──────── Data listing ────────

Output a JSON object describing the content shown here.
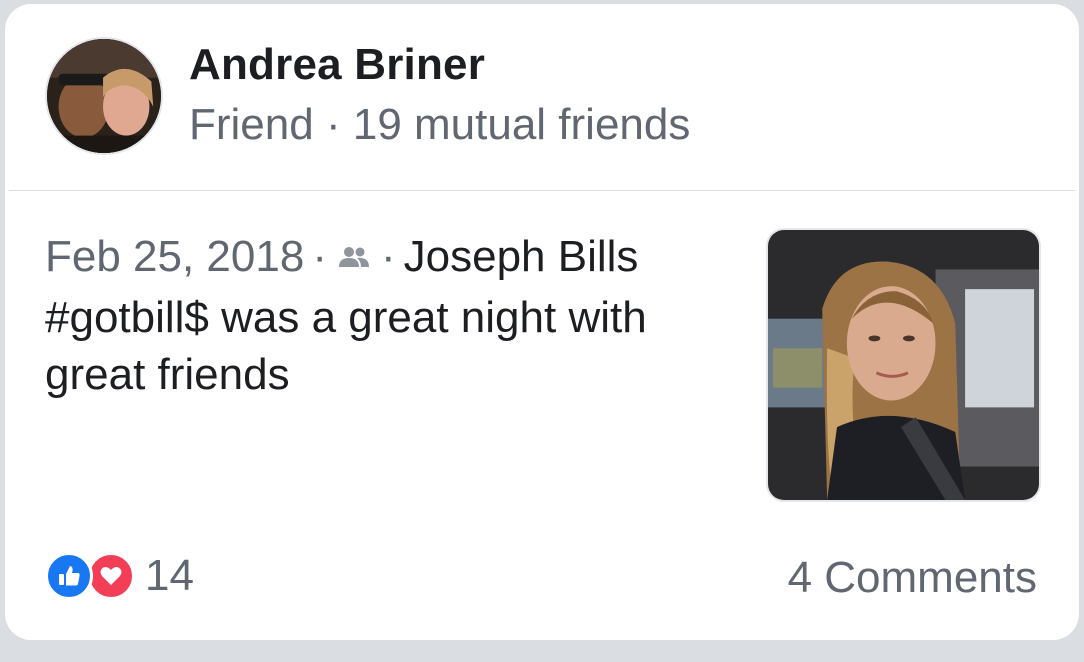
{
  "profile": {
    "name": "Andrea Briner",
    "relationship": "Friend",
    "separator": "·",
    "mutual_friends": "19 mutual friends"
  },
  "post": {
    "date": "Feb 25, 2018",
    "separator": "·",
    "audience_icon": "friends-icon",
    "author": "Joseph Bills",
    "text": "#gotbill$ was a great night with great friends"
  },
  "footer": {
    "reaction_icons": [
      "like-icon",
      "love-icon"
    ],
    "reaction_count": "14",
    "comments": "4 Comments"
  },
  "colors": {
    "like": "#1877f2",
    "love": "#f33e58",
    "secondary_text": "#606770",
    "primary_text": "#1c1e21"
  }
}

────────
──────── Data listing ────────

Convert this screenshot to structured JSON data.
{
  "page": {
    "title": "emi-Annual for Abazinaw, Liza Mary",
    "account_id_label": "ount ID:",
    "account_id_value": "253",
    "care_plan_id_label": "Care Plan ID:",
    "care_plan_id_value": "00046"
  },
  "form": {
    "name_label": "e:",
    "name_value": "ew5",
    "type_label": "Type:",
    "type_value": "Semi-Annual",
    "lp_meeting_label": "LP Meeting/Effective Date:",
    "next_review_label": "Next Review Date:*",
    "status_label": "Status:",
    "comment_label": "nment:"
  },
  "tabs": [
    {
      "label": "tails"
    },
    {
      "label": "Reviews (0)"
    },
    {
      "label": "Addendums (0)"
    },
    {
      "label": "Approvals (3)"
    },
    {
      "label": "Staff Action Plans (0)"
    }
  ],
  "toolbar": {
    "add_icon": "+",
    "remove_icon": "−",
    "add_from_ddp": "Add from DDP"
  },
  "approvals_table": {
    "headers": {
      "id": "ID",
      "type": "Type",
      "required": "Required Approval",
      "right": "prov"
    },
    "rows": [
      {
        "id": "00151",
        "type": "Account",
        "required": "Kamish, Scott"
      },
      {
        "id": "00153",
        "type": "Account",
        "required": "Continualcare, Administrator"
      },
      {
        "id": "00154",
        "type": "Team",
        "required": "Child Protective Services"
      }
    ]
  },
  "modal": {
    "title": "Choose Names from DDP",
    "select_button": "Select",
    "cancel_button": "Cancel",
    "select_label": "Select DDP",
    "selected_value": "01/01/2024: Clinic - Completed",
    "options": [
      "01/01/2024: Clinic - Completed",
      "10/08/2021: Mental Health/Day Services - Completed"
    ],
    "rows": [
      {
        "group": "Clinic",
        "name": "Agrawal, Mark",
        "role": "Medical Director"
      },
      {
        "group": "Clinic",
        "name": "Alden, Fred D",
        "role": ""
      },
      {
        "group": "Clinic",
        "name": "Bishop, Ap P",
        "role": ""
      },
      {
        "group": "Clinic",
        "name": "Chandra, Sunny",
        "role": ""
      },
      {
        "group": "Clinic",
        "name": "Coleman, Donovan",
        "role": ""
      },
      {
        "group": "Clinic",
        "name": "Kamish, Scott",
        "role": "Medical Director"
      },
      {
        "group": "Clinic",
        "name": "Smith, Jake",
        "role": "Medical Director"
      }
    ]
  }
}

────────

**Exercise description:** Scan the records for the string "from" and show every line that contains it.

**Reply to the task:**
    "add_from_ddp": "Add from DDP"
    "title": "Choose Names from DDP",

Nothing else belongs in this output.